DATA FOR THE TASK:
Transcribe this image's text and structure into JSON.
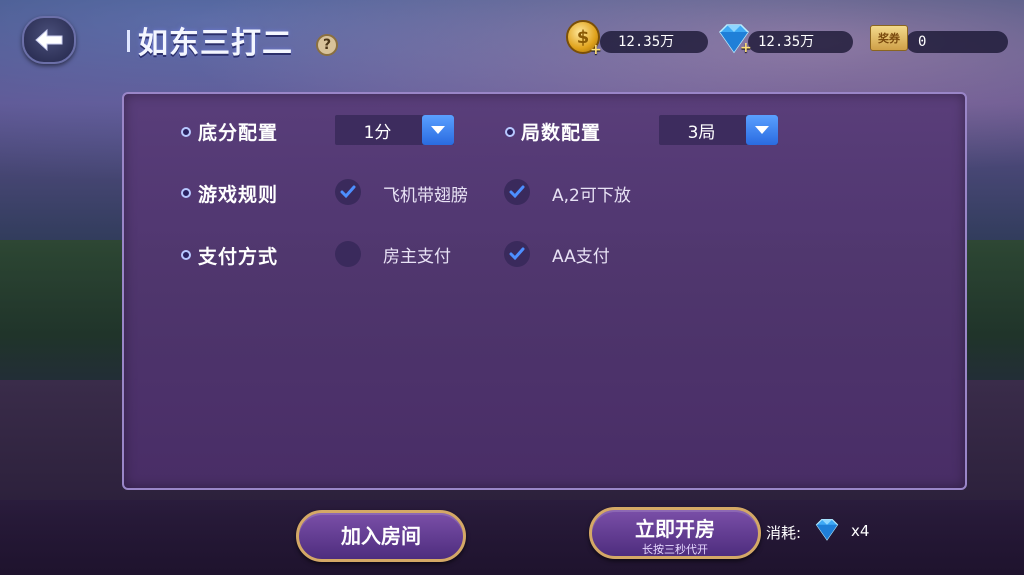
{
  "header": {
    "title": "如东三打二",
    "help_icon": "?",
    "back_icon": "arrow-left-icon"
  },
  "currency": {
    "gold": "12.35万",
    "diamond": "12.35万",
    "ticket_label": "奖券",
    "ticket": "0",
    "coin_symbol": "$"
  },
  "settings": {
    "base_score": {
      "label": "底分配置",
      "value": "1分"
    },
    "rounds": {
      "label": "局数配置",
      "value": "3局"
    },
    "rules": {
      "label": "游戏规则",
      "options": [
        {
          "text": "飞机带翅膀",
          "checked": true
        },
        {
          "text": "A,2可下放",
          "checked": true
        }
      ]
    },
    "payment": {
      "label": "支付方式",
      "options": [
        {
          "text": "房主支付",
          "checked": false
        },
        {
          "text": "AA支付",
          "checked": true
        }
      ]
    }
  },
  "footer": {
    "join_label": "加入房间",
    "create_label": "立即开房",
    "create_sublabel": "长按三秒代开",
    "cost_label": "消耗:",
    "cost_count": "x4"
  },
  "colors": {
    "panel": "#5a3c7a",
    "accent_blue": "#3a7ef0",
    "button_border": "#d4a866"
  }
}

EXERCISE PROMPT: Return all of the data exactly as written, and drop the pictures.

WRITTEN SOLUTION:
Transcribe this image's text and structure into JSON.
{
  "header": {
    "title": "如东三打二",
    "help_icon": "?",
    "back_icon": "arrow-left-icon"
  },
  "currency": {
    "gold": "12.35万",
    "diamond": "12.35万",
    "ticket_label": "奖券",
    "ticket": "0",
    "coin_symbol": "$"
  },
  "settings": {
    "base_score": {
      "label": "底分配置",
      "value": "1分"
    },
    "rounds": {
      "label": "局数配置",
      "value": "3局"
    },
    "rules": {
      "label": "游戏规则",
      "options": [
        {
          "text": "飞机带翅膀",
          "checked": true
        },
        {
          "text": "A,2可下放",
          "checked": true
        }
      ]
    },
    "payment": {
      "label": "支付方式",
      "options": [
        {
          "text": "房主支付",
          "checked": false
        },
        {
          "text": "AA支付",
          "checked": true
        }
      ]
    }
  },
  "footer": {
    "join_label": "加入房间",
    "create_label": "立即开房",
    "create_sublabel": "长按三秒代开",
    "cost_label": "消耗:",
    "cost_count": "x4"
  },
  "colors": {
    "panel": "#5a3c7a",
    "accent_blue": "#3a7ef0",
    "button_border": "#d4a866"
  }
}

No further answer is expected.